Instructions for the task:
Repeat every record exactly as written.

Data for the task START

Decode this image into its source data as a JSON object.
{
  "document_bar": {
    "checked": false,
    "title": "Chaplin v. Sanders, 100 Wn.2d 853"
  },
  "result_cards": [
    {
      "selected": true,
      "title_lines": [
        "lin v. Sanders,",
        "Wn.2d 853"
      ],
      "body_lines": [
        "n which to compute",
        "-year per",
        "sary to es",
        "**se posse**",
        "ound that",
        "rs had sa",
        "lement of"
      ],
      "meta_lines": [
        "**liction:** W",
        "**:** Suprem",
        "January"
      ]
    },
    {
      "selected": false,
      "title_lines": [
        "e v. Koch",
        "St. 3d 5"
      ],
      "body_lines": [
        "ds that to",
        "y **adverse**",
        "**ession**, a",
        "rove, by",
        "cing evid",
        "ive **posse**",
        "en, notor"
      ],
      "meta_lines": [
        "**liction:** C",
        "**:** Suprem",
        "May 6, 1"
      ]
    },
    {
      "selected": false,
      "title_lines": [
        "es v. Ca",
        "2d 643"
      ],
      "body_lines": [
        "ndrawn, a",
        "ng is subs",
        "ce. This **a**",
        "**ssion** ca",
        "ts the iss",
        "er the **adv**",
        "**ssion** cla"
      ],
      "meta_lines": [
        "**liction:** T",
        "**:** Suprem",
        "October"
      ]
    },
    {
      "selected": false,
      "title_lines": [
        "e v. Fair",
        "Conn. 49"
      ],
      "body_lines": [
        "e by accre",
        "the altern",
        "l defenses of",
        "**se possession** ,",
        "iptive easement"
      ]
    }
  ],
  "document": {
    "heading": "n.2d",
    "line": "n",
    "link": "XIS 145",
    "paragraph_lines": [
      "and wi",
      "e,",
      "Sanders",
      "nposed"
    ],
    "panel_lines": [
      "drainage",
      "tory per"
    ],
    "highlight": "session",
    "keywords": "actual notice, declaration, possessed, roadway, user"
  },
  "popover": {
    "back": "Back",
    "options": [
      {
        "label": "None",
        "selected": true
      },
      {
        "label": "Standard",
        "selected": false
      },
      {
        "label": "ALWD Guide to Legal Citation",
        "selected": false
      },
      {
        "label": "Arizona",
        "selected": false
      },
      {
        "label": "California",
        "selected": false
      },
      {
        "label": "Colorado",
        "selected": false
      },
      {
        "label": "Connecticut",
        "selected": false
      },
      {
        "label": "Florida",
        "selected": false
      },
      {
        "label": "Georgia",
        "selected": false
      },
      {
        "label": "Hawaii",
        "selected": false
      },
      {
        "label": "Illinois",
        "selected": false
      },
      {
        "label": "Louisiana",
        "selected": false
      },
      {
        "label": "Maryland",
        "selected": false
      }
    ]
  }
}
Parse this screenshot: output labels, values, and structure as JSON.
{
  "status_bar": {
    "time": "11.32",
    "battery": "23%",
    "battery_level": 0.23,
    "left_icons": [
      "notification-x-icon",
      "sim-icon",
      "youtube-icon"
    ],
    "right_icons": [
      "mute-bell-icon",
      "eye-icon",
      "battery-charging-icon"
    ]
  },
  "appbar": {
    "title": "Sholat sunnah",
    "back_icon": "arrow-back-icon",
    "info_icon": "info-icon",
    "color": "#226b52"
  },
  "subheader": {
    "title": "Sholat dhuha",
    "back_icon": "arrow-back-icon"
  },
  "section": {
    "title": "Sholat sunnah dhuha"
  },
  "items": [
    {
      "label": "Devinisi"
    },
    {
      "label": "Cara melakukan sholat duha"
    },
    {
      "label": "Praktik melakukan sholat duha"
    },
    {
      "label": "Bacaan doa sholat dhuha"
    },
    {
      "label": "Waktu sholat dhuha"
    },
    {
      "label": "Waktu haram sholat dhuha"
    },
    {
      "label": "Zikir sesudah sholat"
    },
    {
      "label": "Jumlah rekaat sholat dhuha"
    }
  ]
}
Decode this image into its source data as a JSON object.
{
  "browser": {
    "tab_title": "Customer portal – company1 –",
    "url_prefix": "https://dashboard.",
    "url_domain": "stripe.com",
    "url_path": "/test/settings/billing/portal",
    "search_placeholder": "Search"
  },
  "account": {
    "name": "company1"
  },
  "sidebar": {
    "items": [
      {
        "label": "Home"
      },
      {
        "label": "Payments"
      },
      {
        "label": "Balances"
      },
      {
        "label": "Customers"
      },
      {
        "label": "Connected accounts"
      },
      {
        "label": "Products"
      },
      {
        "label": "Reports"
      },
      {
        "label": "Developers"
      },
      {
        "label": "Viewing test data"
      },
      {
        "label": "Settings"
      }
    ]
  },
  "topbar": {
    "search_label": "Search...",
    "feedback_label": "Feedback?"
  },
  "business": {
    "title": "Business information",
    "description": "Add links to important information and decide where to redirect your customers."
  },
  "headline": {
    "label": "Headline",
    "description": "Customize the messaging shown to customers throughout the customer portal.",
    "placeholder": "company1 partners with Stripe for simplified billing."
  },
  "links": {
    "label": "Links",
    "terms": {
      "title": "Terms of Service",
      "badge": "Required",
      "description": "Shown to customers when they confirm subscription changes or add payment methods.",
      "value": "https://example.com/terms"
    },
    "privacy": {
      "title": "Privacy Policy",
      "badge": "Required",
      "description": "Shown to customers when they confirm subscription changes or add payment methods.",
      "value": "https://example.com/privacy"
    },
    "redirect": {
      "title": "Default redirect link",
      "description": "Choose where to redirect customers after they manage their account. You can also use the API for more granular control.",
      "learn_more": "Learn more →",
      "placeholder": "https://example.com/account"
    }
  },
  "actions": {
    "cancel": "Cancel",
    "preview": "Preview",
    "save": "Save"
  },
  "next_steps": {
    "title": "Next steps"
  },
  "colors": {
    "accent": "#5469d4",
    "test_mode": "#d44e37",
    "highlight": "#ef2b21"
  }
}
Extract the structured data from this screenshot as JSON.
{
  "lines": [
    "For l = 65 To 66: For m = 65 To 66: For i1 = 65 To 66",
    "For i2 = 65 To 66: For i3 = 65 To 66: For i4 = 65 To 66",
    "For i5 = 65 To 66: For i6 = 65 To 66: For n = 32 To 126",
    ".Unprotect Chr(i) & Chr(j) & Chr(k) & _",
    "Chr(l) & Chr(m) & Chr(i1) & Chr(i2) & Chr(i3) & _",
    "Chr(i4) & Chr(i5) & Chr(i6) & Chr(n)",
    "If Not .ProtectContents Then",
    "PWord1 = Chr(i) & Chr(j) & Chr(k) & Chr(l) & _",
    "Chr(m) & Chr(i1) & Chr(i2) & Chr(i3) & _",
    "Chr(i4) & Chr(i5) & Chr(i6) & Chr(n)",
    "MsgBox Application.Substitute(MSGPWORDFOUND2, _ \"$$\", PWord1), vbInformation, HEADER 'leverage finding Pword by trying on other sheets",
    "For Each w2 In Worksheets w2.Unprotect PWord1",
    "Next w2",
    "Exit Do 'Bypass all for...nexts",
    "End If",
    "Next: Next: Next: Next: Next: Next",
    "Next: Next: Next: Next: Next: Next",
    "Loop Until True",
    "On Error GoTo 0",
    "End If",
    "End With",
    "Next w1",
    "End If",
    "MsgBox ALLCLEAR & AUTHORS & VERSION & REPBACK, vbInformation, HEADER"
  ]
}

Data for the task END

Response:
Decode this image into its source data as a JSON object.
{
  "document_bar": {
    "checked": false,
    "title": "Chaplin v. Sanders, 100 Wn.2d 853"
  },
  "result_cards": [
    {
      "selected": true,
      "title_lines": [
        "lin v. Sanders,",
        "Wn.2d 853"
      ],
      "body_lines": [
        "n which to compute",
        "-year per",
        "sary to es",
        "**se posse**",
        "ound that",
        "rs had sa",
        "lement of"
      ],
      "meta_lines": [
        "**liction:** W",
        "**:** Suprem",
        "January"
      ]
    },
    {
      "selected": false,
      "title_lines": [
        "e v. Koch",
        "St. 3d 5"
      ],
      "body_lines": [
        "ds that to",
        "y **adverse**",
        "**ession**, a",
        "rove, by",
        "cing evid",
        "ive **posse**",
        "en, notor"
      ],
      "meta_lines": [
        "**liction:** C",
        "**:** Suprem",
        "May 6, 1"
      ]
    },
    {
      "selected": false,
      "title_lines": [
        "es v. Ca",
        "2d 643"
      ],
      "body_lines": [
        "ndrawn, a",
        "ng is subs",
        "ce. This **a**",
        "**ssion** ca",
        "ts the iss",
        "er the **adv**",
        "**ssion** cla"
      ],
      "meta_lines": [
        "**liction:** T",
        "**:** Suprem",
        "October"
      ]
    },
    {
      "selected": false,
      "title_lines": [
        "e v. Fair",
        "Conn. 49"
      ],
      "body_lines": [
        "e by accre",
        "the altern",
        "l defenses of",
        "**se possession** ,",
        "iptive easement"
      ]
    }
  ],
  "document": {
    "heading": "n.2d",
    "line": "n",
    "link": "XIS 145",
    "paragraph_lines": [
      "and wi",
      "e,",
      "Sanders",
      "nposed"
    ],
    "panel_lines": [
      "drainage",
      "tory per"
    ],
    "highlight": "session",
    "keywords": "actual notice, declaration, possessed, roadway, user"
  },
  "popover": {
    "back": "Back",
    "options": [
      {
        "label": "None",
        "selected": true
      },
      {
        "label": "Standard",
        "selected": false
      },
      {
        "label": "ALWD Guide to Legal Citation",
        "selected": false
      },
      {
        "label": "Arizona",
        "selected": false
      },
      {
        "label": "California",
        "selected": false
      },
      {
        "label": "Colorado",
        "selected": false
      },
      {
        "label": "Connecticut",
        "selected": false
      },
      {
        "label": "Florida",
        "selected": false
      },
      {
        "label": "Georgia",
        "selected": false
      },
      {
        "label": "Hawaii",
        "selected": false
      },
      {
        "label": "Illinois",
        "selected": false
      },
      {
        "label": "Louisiana",
        "selected": false
      },
      {
        "label": "Maryland",
        "selected": false
      }
    ]
  }
}
Parse this screenshot: output labels, values, and structure as JSON.
{
  "status_bar": {
    "time": "11.32",
    "battery": "23%",
    "battery_level": 0.23,
    "left_icons": [
      "notification-x-icon",
      "sim-icon",
      "youtube-icon"
    ],
    "right_icons": [
      "mute-bell-icon",
      "eye-icon",
      "battery-charging-icon"
    ]
  },
  "appbar": {
    "title": "Sholat sunnah",
    "back_icon": "arrow-back-icon",
    "info_icon": "info-icon",
    "color": "#226b52"
  },
  "subheader": {
    "title": "Sholat dhuha",
    "back_icon": "arrow-back-icon"
  },
  "section": {
    "title": "Sholat sunnah dhuha"
  },
  "items": [
    {
      "label": "Devinisi"
    },
    {
      "label": "Cara melakukan sholat duha"
    },
    {
      "label": "Praktik melakukan sholat duha"
    },
    {
      "label": "Bacaan doa sholat dhuha"
    },
    {
      "label": "Waktu sholat dhuha"
    },
    {
      "label": "Waktu haram sholat dhuha"
    },
    {
      "label": "Zikir sesudah sholat"
    },
    {
      "label": "Jumlah rekaat sholat dhuha"
    }
  ]
}
Decode this image into its source data as a JSON object.
{
  "browser": {
    "tab_title": "Customer portal – company1 –",
    "url_prefix": "https://dashboard.",
    "url_domain": "stripe.com",
    "url_path": "/test/settings/billing/portal",
    "search_placeholder": "Search"
  },
  "account": {
    "name": "company1"
  },
  "sidebar": {
    "items": [
      {
        "label": "Home"
      },
      {
        "label": "Payments"
      },
      {
        "label": "Balances"
      },
      {
        "label": "Customers"
      },
      {
        "label": "Connected accounts"
      },
      {
        "label": "Products"
      },
      {
        "label": "Reports"
      },
      {
        "label": "Developers"
      },
      {
        "label": "Viewing test data"
      },
      {
        "label": "Settings"
      }
    ]
  },
  "topbar": {
    "search_label": "Search...",
    "feedback_label": "Feedback?"
  },
  "business": {
    "title": "Business information",
    "description": "Add links to important information and decide where to redirect your customers."
  },
  "headline": {
    "label": "Headline",
    "description": "Customize the messaging shown to customers throughout the customer portal.",
    "placeholder": "company1 partners with Stripe for simplified billing."
  },
  "links": {
    "label": "Links",
    "terms": {
      "title": "Terms of Service",
      "badge": "Required",
      "description": "Shown to customers when they confirm subscription changes or add payment methods.",
      "value": "https://example.com/terms"
    },
    "privacy": {
      "title": "Privacy Policy",
      "badge": "Required",
      "description": "Shown to customers when they confirm subscription changes or add payment methods.",
      "value": "https://example.com/privacy"
    },
    "redirect": {
      "title": "Default redirect link",
      "description": "Choose where to redirect customers after they manage their account. You can also use the API for more granular control.",
      "learn_more": "Learn more →",
      "placeholder": "https://example.com/account"
    }
  },
  "actions": {
    "cancel": "Cancel",
    "preview": "Preview",
    "save": "Save"
  },
  "next_steps": {
    "title": "Next steps"
  },
  "colors": {
    "accent": "#5469d4",
    "test_mode": "#d44e37",
    "highlight": "#ef2b21"
  }
}
Extract the structured data from this screenshot as JSON.
{
  "lines": [
    "For l = 65 To 66: For m = 65 To 66: For i1 = 65 To 66",
    "For i2 = 65 To 66: For i3 = 65 To 66: For i4 = 65 To 66",
    "For i5 = 65 To 66: For i6 = 65 To 66: For n = 32 To 126",
    ".Unprotect Chr(i) & Chr(j) & Chr(k) & _",
    "Chr(l) & Chr(m) & Chr(i1) & Chr(i2) & Chr(i3) & _",
    "Chr(i4) & Chr(i5) & Chr(i6) & Chr(n)",
    "If Not .ProtectContents Then",
    "PWord1 = Chr(i) & Chr(j) & Chr(k) & Chr(l) & _",
    "Chr(m) & Chr(i1) & Chr(i2) & Chr(i3) & _",
    "Chr(i4) & Chr(i5) & Chr(i6) & Chr(n)",
    "MsgBox Application.Substitute(MSGPWORDFOUND2, _ \"$$\", PWord1), vbInformation, HEADER 'leverage finding Pword by trying on other sheets",
    "For Each w2 In Worksheets w2.Unprotect PWord1",
    "Next w2",
    "Exit Do 'Bypass all for...nexts",
    "End If",
    "Next: Next: Next: Next: Next: Next",
    "Next: Next: Next: Next: Next: Next",
    "Loop Until True",
    "On Error GoTo 0",
    "End If",
    "End With",
    "Next w1",
    "End If",
    "MsgBox ALLCLEAR & AUTHORS & VERSION & REPBACK, vbInformation, HEADER"
  ]
}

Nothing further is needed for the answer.